● WORK REQUEST
The lines wanted are those in the data below that include "options".
┌─ MATERIAL SHOWN
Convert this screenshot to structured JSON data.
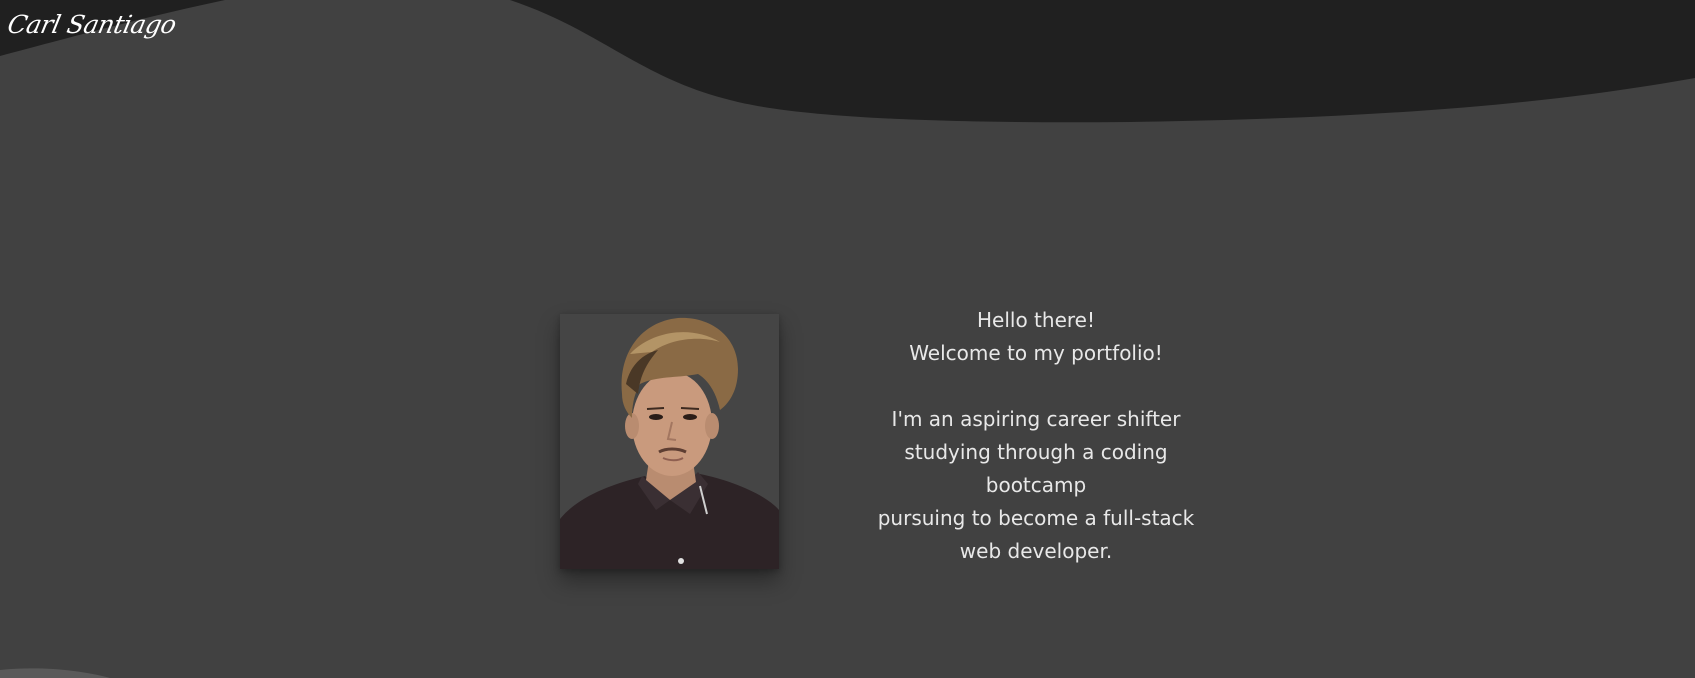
{
  "brand": {
    "logo_text": "Carl Santiago"
  },
  "hero": {
    "greeting": "Hello there!",
    "welcome": "Welcome to my portfolio!",
    "bio_line1": "I'm an aspiring career shifter",
    "bio_line2": "studying through a coding",
    "bio_line3": "bootcamp",
    "bio_line4": "pursuing to become a full-stack",
    "bio_line5": "web developer."
  },
  "colors": {
    "background": "#414141",
    "wave": "#202020",
    "text": "#e8e8e8"
  }
}
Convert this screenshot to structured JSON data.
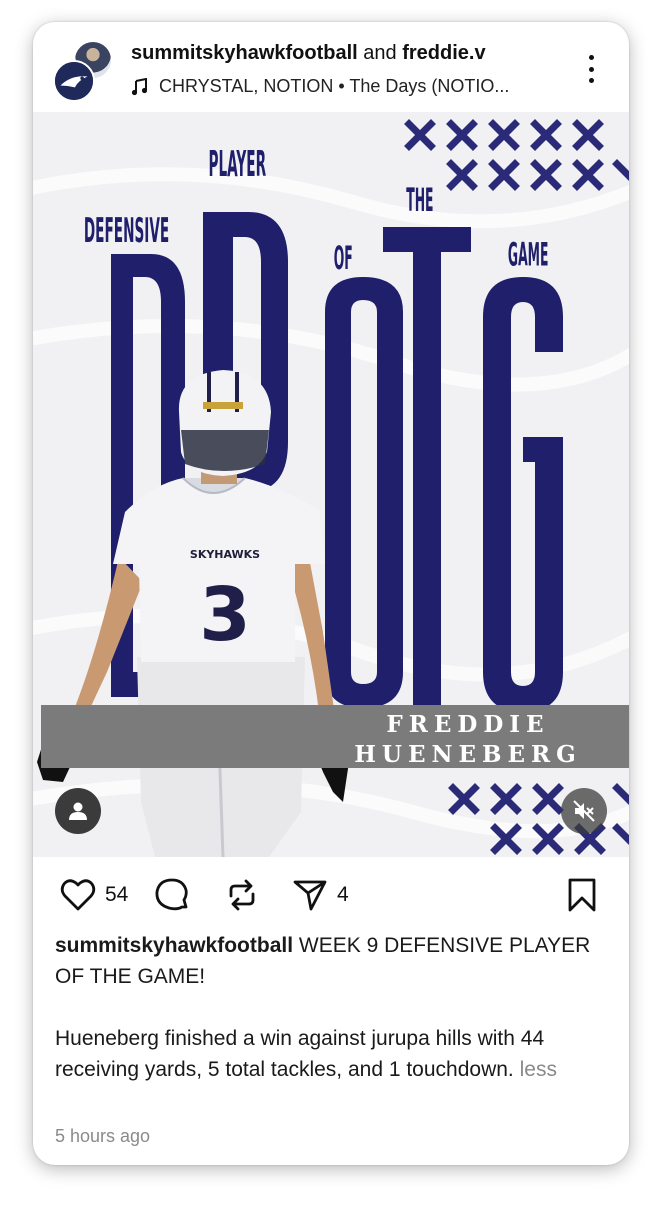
{
  "header": {
    "account_primary": "summitskyhawkfootball",
    "conjunction": " and ",
    "account_collab": "freddie.v",
    "audio": "CHRYSTAL, NOTION • The Days (NOTIO..."
  },
  "graphic": {
    "label_defensive": "DEFENSIVE",
    "label_player": "PLAYER",
    "label_of": "OF",
    "label_the": "THE",
    "label_game": "GAME",
    "big_letters": "DPOTG",
    "jersey_team": "SKYHAWKS",
    "jersey_number": "3",
    "player_first": "FREDDIE",
    "player_last": "HUENEBERG",
    "accent_color": "#1f1f6b"
  },
  "actions": {
    "likes": "54",
    "shares": "4"
  },
  "caption": {
    "user": "summitskyhawkfootball",
    "headline": " WEEK 9 DEFENSIVE PLAYER OF THE GAME!",
    "body": "Hueneberg finished a win against jurupa hills with 44 receiving yards, 5 total tackles, and 1 touchdown.",
    "less": " less"
  },
  "timestamp": "5 hours ago",
  "icons": [
    "music-note-icon",
    "more-vertical-icon",
    "user-tag-icon",
    "mute-icon",
    "heart-icon",
    "comment-icon",
    "repost-icon",
    "send-icon",
    "bookmark-icon"
  ]
}
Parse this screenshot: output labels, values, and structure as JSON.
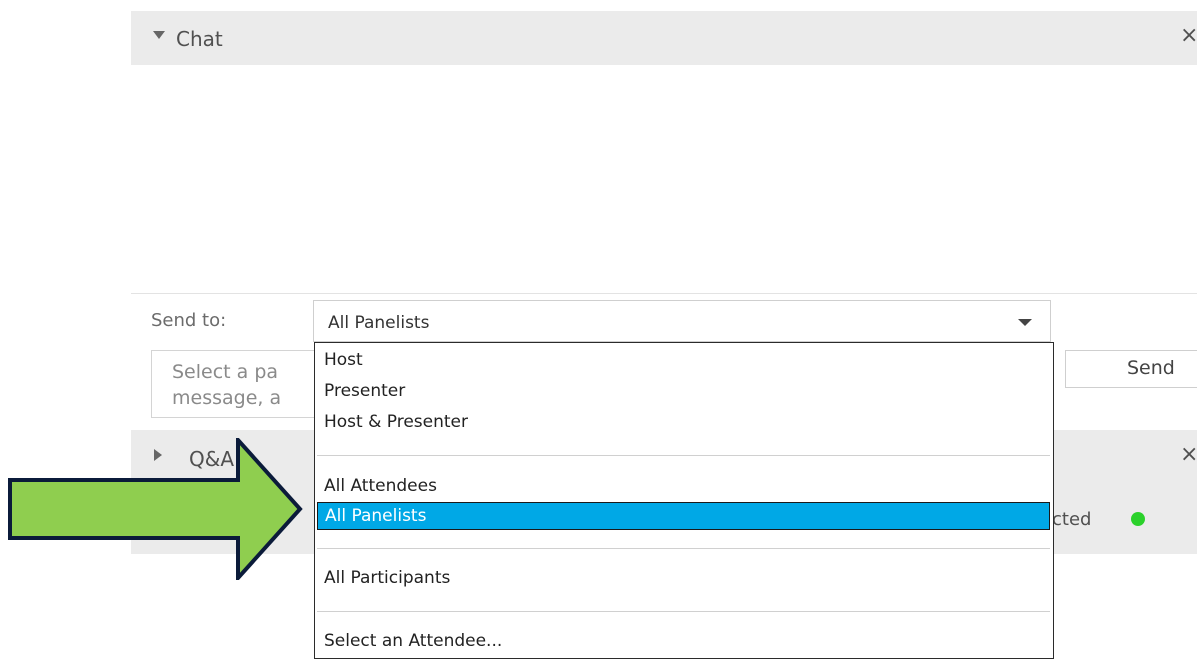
{
  "chat": {
    "title": "Chat",
    "close_glyph": "×",
    "expand_icon": "triangle-down-icon"
  },
  "send_to": {
    "label": "Send to:",
    "selected": "All Panelists"
  },
  "message": {
    "placeholder": "Select a pa\nmessage, a"
  },
  "send_button": {
    "label": "Send"
  },
  "qa": {
    "title": "Q&A",
    "close_glyph": "×",
    "expand_icon": "triangle-right-icon"
  },
  "status": {
    "text": "cted",
    "dot_color": "#2bd12b"
  },
  "dropdown": {
    "options": [
      "Host",
      "Presenter",
      "Host & Presenter",
      "All Attendees",
      "All Panelists",
      "All Participants",
      "Select an Attendee..."
    ],
    "selected_index": 4,
    "selected_color": "#00a8e6"
  },
  "annotation": {
    "arrow_color": "#8fce4f",
    "arrow_outline": "#0b1b3a",
    "icon": "arrow-right-icon"
  }
}
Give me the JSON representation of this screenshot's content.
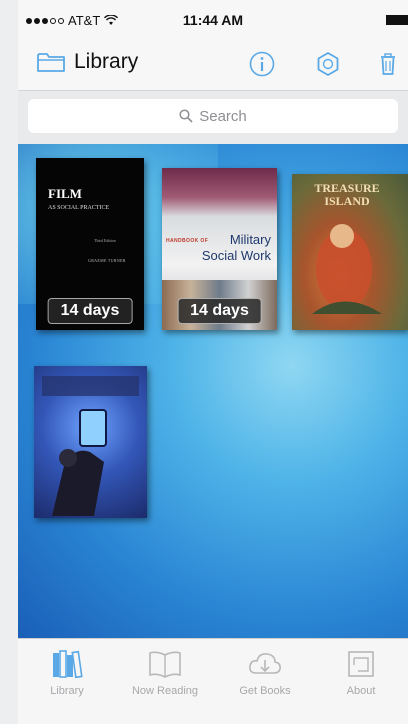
{
  "status_bar": {
    "carrier": "AT&T",
    "time": "11:44 AM"
  },
  "nav": {
    "title": "Library"
  },
  "search": {
    "placeholder": "Search"
  },
  "books": [
    {
      "title": "FILM",
      "subtitle": "AS SOCIAL PRACTICE",
      "edition": "Third Edition",
      "author": "GRAEME TURNER",
      "loan": "14 days"
    },
    {
      "title_prefix": "HANDBOOK OF",
      "title": "Military Social Work",
      "loan": "14 days"
    },
    {
      "title": "TREASURE ISLAND"
    },
    {
      "title": ""
    }
  ],
  "tabs": [
    {
      "label": "Library"
    },
    {
      "label": "Now Reading"
    },
    {
      "label": "Get Books"
    },
    {
      "label": "About"
    }
  ],
  "colors": {
    "accent": "#5aa9e6",
    "tab_active": "#5aa9e6",
    "tab_inactive": "#b8b8ba"
  }
}
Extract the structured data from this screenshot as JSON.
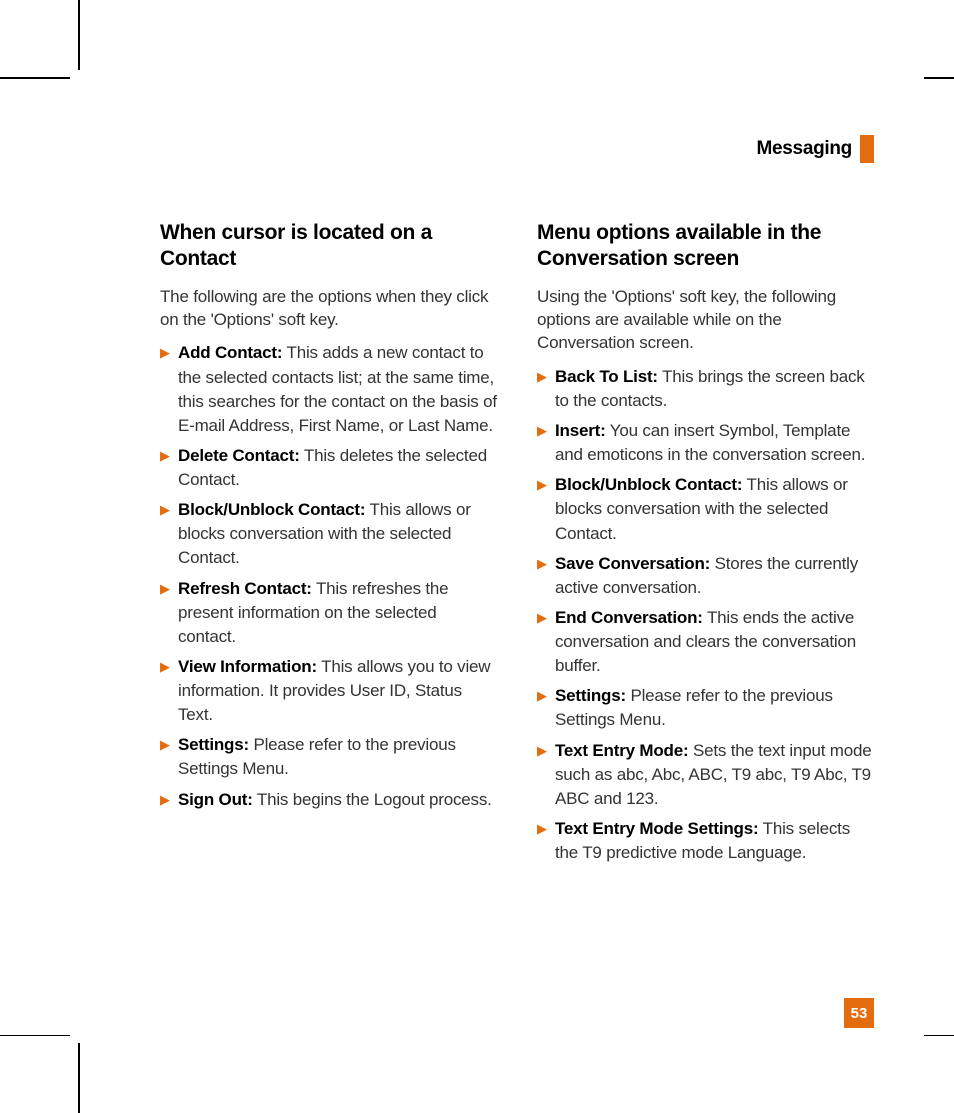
{
  "header": {
    "title": "Messaging"
  },
  "page_number": "53",
  "left": {
    "heading": "When cursor is located on a Contact",
    "intro": "The following are the options when they click on the 'Options' soft key.",
    "items": [
      {
        "label": "Add Contact:",
        "text": " This adds a new contact to the selected contacts list; at the same time, this searches for the contact on the basis of E-mail Address, First Name, or Last Name."
      },
      {
        "label": "Delete Contact:",
        "text": " This deletes the selected Contact."
      },
      {
        "label": "Block/Unblock Contact:",
        "text": " This allows or blocks conversation with the selected Contact."
      },
      {
        "label": "Refresh Contact:",
        "text": " This refreshes the present information on the selected contact."
      },
      {
        "label": "View Information:",
        "text": " This allows you to view information. It provides User ID, Status Text."
      },
      {
        "label": "Settings:",
        "text": " Please refer to the previous Settings Menu."
      },
      {
        "label": "Sign Out:",
        "text": " This begins the Logout process."
      }
    ]
  },
  "right": {
    "heading": "Menu options available in the Conversation screen",
    "intro": "Using the 'Options' soft key, the following options are available while on the Conversation screen.",
    "items": [
      {
        "label": "Back To List:",
        "text": " This brings the screen back to the contacts."
      },
      {
        "label": "Insert:",
        "text": " You can insert Symbol, Template and emoticons in the conversation screen."
      },
      {
        "label": "Block/Unblock Contact:",
        "text": " This allows or blocks conversation with the selected Contact."
      },
      {
        "label": "Save Conversation:",
        "text": " Stores the currently active conversation."
      },
      {
        "label": "End Conversation:",
        "text": " This ends the active conversation and clears the conversation buffer."
      },
      {
        "label": "Settings:",
        "text": " Please refer to the previous Settings Menu."
      },
      {
        "label": "Text Entry Mode:",
        "text": " Sets the text input mode such as abc, Abc, ABC, T9 abc, T9 Abc, T9 ABC and 123."
      },
      {
        "label": "Text Entry Mode Settings:",
        "text": " This selects the T9 predictive mode Language."
      }
    ]
  }
}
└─
● RESPONSE FOR THIS EXERCISE
    "options": [
    "intro": "The following are the options when they click on the 'Options' soft key.",
    "heading": "Menu options available in the Conversation screen",
    "intro": "Using the 'Options' soft key, the following options are available while on the Conversation screen.",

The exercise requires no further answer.